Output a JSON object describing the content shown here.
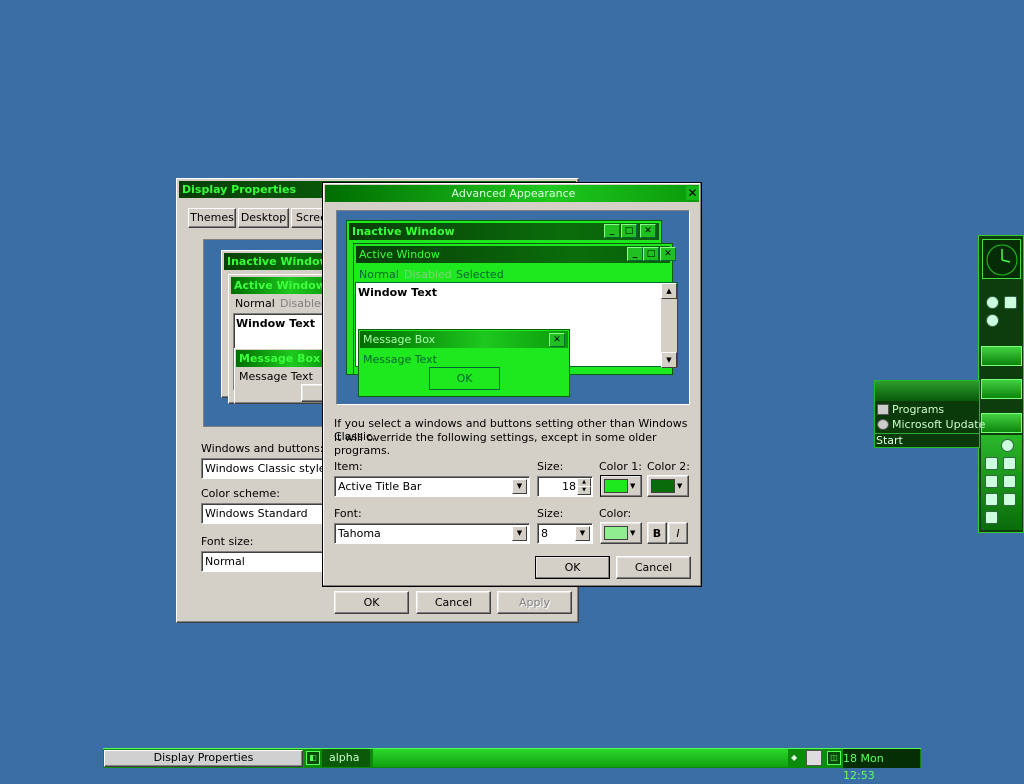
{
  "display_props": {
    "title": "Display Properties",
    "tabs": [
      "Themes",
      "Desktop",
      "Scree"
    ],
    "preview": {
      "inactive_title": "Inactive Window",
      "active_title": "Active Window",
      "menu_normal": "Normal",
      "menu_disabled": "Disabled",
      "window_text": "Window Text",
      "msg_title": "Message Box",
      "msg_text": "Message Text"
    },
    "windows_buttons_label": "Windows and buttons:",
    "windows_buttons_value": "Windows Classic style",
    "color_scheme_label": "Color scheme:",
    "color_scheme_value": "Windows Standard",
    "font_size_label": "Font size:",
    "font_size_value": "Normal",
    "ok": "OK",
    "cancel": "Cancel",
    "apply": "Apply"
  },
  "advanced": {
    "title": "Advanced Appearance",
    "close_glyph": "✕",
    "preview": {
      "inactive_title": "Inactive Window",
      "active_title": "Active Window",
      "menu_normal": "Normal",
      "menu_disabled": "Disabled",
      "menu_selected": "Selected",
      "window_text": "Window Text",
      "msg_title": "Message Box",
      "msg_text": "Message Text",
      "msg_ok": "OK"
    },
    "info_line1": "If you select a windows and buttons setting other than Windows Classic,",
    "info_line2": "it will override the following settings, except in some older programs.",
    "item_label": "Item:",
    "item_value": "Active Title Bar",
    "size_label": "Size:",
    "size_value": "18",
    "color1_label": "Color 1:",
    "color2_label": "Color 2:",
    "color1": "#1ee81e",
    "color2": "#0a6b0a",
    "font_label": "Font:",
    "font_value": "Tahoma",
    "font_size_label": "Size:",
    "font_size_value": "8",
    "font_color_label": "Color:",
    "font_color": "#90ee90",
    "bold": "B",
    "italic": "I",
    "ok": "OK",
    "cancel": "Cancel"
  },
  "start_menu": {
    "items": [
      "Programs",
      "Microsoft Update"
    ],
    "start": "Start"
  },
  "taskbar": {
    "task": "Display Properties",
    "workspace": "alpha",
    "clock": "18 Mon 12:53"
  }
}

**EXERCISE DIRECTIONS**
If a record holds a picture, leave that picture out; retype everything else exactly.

**ANSWER BOX**
Output a JSON object describing the content shown here.
{
  "display_props": {
    "title": "Display Properties",
    "tabs": [
      "Themes",
      "Desktop",
      "Scree"
    ],
    "preview": {
      "inactive_title": "Inactive Window",
      "active_title": "Active Window",
      "menu_normal": "Normal",
      "menu_disabled": "Disabled",
      "window_text": "Window Text",
      "msg_title": "Message Box",
      "msg_text": "Message Text"
    },
    "windows_buttons_label": "Windows and buttons:",
    "windows_buttons_value": "Windows Classic style",
    "color_scheme_label": "Color scheme:",
    "color_scheme_value": "Windows Standard",
    "font_size_label": "Font size:",
    "font_size_value": "Normal",
    "ok": "OK",
    "cancel": "Cancel",
    "apply": "Apply"
  },
  "advanced": {
    "title": "Advanced Appearance",
    "close_glyph": "✕",
    "preview": {
      "inactive_title": "Inactive Window",
      "active_title": "Active Window",
      "menu_normal": "Normal",
      "menu_disabled": "Disabled",
      "menu_selected": "Selected",
      "window_text": "Window Text",
      "msg_title": "Message Box",
      "msg_text": "Message Text",
      "msg_ok": "OK"
    },
    "info_line1": "If you select a windows and buttons setting other than Windows Classic,",
    "info_line2": "it will override the following settings, except in some older programs.",
    "item_label": "Item:",
    "item_value": "Active Title Bar",
    "size_label": "Size:",
    "size_value": "18",
    "color1_label": "Color 1:",
    "color2_label": "Color 2:",
    "color1": "#1ee81e",
    "color2": "#0a6b0a",
    "font_label": "Font:",
    "font_value": "Tahoma",
    "font_size_label": "Size:",
    "font_size_value": "8",
    "font_color_label": "Color:",
    "font_color": "#90ee90",
    "bold": "B",
    "italic": "I",
    "ok": "OK",
    "cancel": "Cancel"
  },
  "start_menu": {
    "items": [
      "Programs",
      "Microsoft Update"
    ],
    "start": "Start"
  },
  "taskbar": {
    "task": "Display Properties",
    "workspace": "alpha",
    "clock": "18 Mon 12:53"
  }
}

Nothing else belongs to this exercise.